If there are no error messages and ServletExec shuts down after the first request then give Everyone Full Control permission to the physical Scripts folder and the SE DLL file. Then, reinitialize ServletExec. If this fixes the problem, you can fine-grain permissions as discussed in section 2.7 of the ServletExec 4.x or 5.x Installation Guide.
Note that if the JVM is able to start up then any messages seen in DBMON may also appear in ServletExec.log with the added benefit of timestamps.
If you have tried all of the things above and yet you are still seeing 1 or more of the following symptoms:
- The response you get in your browser after requesting a servlet includes the words ServletExec Initialization Failed
- DBMON shows SE shutdown messages at the moment you make a servlet request, showing that SE was shutdown by IIS, abruptly due to the request

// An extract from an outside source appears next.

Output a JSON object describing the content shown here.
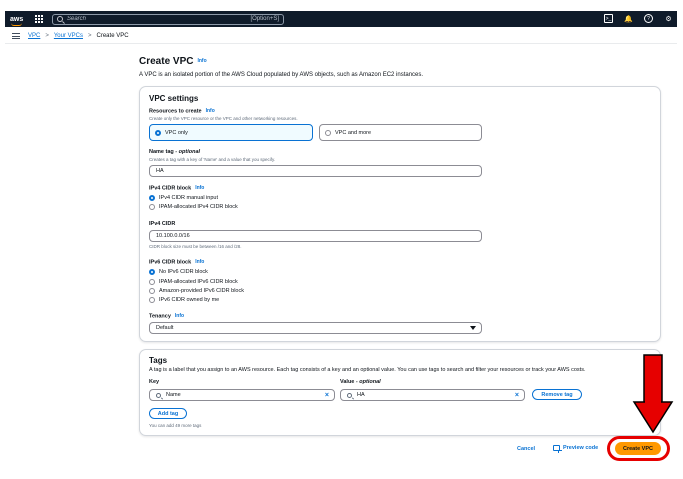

then there may be a setting within you IIS that needs to be changed.
To find out, and to set it correctly, you should perform the following steps at both the Global/Master IIS level and also at the individual website level (for each website):
- In the IIS manager access the "Home Directory" tab
- On that tab click the "Configuration..." button
- The checkbox there labeled "Cache ISAPI Applications" should be checked. If it isn't then check/enable it.
- Repeat the 3 steps above in all the various locations within the IIS manager [both the Master IIS level and the individual website level(s)]
- Then cycle the IIS admin service and try to request a servlet
If you've tried everything above, and still your SE does not work with IIS, then you should review FAQ #280 to see if it applies in your case.
Note that FAQ #280 was written with the installer in mind, but the whole "DEP" concept may still be the culprit that's preventing your IIS (or SE) from running properly after it's been installed.
Special Note to those trying to use SE ISAPI with IIS 6 on Win 2003:
If you have gone through all the steps above, and are certain that everything is as it should be, and yet
your attempts to run a servlet result in the following sort of response in your browser:
"The page cannot be found"
(with HTTP 400 - Bad Request at the bottom of the page)
Then you should consider trying this:
- Access the IIS Management Console
- Right-click on "Web Sites" and open its Properties dialog
- On the "Service" tab of that dialog check "Run WWW service in IIS 5.0 isolation mode"
- Save the change, and then stop the IIS admin service
- Start your IIS website and try to request a servlet
We recommend that this approach be used as a last resort only, since we've only had 3 customers
report that it was even needed. It is our belief that these steps would only be needed in very
rare cases, and it is our experience that the steps given in the main body of this FAQ
clear up the more common SE ISAPI problems seen by users.